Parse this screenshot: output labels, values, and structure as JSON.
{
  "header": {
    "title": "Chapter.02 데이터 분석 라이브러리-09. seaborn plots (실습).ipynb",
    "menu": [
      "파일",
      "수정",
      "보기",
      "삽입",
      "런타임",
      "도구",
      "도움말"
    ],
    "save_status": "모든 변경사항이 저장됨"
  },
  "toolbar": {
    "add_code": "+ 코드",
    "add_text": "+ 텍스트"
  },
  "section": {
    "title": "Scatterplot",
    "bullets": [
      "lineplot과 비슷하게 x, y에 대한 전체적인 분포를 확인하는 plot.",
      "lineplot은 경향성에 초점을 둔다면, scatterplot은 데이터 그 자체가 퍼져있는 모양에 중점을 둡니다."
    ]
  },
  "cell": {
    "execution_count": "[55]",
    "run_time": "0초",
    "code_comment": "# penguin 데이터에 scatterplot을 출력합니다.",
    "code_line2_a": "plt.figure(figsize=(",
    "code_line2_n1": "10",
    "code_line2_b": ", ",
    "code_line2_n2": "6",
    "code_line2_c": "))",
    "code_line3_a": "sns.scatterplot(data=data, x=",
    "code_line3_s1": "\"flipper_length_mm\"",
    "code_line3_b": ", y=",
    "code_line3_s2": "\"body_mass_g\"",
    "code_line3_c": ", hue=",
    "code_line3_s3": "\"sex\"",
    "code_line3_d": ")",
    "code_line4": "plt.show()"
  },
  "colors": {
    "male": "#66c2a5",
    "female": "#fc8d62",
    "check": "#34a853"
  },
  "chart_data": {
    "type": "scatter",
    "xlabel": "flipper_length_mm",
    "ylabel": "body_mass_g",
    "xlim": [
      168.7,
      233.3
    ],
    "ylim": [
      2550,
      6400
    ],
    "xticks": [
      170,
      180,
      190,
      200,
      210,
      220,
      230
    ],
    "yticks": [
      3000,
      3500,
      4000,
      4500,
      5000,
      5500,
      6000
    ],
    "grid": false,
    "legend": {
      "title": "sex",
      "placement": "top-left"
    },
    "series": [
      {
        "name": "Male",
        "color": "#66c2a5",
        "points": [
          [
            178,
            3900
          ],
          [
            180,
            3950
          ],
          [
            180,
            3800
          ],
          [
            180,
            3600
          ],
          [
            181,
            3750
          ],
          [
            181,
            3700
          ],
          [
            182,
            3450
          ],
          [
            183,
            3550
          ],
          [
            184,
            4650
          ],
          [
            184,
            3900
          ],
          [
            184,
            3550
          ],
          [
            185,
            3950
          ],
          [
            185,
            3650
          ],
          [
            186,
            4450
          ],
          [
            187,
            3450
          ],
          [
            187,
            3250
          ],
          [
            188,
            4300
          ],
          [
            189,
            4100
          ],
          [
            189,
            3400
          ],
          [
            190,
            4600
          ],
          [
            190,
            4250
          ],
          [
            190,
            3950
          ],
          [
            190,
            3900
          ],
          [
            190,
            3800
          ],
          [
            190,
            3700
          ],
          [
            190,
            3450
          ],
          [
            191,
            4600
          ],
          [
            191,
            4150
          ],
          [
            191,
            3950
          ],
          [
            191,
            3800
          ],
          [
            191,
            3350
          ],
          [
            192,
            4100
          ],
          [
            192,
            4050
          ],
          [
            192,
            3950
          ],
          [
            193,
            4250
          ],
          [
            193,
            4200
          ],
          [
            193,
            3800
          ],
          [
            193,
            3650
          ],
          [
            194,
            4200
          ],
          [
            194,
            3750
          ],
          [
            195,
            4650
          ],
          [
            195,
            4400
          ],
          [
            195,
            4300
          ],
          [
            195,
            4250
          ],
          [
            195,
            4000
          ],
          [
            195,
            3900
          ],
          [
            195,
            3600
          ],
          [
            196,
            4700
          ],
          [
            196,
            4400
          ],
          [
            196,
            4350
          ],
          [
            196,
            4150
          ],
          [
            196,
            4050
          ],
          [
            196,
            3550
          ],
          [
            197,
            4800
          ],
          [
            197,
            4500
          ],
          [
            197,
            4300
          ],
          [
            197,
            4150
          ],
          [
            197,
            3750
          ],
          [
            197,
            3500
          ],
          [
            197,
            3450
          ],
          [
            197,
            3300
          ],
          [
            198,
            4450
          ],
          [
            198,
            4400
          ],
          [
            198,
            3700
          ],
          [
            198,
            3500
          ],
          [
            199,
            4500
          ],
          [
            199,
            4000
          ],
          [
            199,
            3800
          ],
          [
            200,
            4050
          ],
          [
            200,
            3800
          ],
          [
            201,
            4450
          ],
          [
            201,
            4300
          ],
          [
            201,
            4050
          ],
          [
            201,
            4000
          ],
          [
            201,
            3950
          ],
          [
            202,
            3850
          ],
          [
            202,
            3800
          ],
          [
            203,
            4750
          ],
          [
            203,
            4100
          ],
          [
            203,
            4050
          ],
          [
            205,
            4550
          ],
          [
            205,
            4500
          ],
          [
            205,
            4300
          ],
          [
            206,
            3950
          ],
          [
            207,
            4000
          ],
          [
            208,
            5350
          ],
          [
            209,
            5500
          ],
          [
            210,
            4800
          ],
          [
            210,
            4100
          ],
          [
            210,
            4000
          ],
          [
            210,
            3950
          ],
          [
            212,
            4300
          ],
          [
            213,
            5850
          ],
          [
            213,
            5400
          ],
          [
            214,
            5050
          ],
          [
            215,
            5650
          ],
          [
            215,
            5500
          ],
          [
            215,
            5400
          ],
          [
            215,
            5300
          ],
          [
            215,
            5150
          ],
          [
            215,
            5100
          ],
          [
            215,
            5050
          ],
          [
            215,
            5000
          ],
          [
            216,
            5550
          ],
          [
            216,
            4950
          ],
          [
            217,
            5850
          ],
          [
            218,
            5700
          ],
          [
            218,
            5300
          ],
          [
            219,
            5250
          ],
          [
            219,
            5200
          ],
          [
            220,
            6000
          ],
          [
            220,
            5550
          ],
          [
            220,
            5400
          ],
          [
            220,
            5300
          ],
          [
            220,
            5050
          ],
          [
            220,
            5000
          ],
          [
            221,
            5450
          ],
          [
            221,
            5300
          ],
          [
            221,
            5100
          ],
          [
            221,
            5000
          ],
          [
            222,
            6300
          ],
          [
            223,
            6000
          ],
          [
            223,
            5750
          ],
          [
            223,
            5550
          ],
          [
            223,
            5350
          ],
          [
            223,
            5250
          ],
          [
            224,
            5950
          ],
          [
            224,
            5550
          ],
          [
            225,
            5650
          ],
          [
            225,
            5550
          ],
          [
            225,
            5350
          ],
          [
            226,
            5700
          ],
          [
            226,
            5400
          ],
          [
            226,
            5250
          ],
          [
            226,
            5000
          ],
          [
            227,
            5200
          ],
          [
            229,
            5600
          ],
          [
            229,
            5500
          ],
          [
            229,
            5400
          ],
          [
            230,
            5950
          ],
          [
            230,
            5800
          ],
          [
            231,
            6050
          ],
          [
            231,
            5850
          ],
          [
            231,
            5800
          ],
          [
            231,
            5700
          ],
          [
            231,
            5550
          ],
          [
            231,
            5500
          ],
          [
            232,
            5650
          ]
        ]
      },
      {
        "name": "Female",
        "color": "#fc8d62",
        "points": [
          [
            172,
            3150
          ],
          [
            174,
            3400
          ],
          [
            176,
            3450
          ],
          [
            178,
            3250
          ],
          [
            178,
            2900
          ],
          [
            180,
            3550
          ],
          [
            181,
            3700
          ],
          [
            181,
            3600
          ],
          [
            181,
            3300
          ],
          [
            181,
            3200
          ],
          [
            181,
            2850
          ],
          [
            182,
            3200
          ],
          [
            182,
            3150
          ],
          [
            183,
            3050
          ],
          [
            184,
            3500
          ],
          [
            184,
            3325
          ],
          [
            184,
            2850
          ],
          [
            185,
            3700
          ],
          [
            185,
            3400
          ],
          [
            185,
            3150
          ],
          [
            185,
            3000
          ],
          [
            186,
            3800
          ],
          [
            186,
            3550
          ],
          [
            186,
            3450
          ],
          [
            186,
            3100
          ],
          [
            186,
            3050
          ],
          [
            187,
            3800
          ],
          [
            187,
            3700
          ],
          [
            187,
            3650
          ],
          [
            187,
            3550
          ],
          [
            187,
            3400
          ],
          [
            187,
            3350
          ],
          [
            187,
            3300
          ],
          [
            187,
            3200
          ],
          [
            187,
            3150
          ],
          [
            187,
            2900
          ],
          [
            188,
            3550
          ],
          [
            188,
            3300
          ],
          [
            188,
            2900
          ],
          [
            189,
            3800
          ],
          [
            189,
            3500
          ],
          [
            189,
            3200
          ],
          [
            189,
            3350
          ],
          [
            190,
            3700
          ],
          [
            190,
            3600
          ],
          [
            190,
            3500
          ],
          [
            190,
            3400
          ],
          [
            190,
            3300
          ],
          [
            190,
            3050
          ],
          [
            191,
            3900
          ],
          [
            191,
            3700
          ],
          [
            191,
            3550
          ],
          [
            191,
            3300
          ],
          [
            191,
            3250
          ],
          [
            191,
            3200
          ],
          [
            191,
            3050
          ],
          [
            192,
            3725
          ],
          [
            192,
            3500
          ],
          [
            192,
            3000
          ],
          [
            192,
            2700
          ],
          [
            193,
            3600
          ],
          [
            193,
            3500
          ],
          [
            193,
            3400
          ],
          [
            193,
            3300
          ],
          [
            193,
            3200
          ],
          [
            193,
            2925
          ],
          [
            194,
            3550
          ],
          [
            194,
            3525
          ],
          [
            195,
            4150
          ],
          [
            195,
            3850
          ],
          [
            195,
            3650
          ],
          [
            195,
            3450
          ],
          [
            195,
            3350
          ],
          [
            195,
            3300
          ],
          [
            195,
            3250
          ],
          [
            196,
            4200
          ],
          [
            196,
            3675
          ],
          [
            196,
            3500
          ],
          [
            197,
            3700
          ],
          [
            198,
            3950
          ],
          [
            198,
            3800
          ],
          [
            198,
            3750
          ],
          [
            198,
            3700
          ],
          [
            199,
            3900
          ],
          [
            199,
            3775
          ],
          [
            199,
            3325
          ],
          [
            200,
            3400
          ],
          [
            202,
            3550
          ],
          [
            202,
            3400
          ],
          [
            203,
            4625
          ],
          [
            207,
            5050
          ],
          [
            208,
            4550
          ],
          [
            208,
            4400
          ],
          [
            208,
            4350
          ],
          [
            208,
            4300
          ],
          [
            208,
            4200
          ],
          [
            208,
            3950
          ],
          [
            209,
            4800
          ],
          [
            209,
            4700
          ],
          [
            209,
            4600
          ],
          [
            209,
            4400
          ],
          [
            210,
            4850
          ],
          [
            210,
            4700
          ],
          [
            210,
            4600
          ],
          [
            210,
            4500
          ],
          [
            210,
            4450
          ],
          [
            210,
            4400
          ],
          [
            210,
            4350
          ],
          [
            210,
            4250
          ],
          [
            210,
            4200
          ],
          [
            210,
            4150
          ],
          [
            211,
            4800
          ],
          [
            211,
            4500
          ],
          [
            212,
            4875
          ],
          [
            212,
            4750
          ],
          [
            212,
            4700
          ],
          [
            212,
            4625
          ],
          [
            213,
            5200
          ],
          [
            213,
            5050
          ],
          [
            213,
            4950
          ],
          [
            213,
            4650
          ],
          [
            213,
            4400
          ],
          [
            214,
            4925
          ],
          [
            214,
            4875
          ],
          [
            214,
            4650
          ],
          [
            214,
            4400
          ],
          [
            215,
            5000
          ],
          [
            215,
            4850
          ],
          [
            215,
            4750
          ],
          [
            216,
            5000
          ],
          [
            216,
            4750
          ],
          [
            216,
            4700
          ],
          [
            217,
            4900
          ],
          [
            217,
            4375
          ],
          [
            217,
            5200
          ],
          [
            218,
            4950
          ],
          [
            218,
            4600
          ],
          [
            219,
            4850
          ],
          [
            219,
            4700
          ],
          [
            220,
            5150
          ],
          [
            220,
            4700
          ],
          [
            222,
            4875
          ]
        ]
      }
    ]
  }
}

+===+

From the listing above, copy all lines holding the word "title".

--- ANSWER FOR THE TASK ---
    "title": "Chapter.02 데이터 분석 라이브러리-09. seaborn plots (실습).ipynb",
    "title": "Scatterplot",
      "title": "sex",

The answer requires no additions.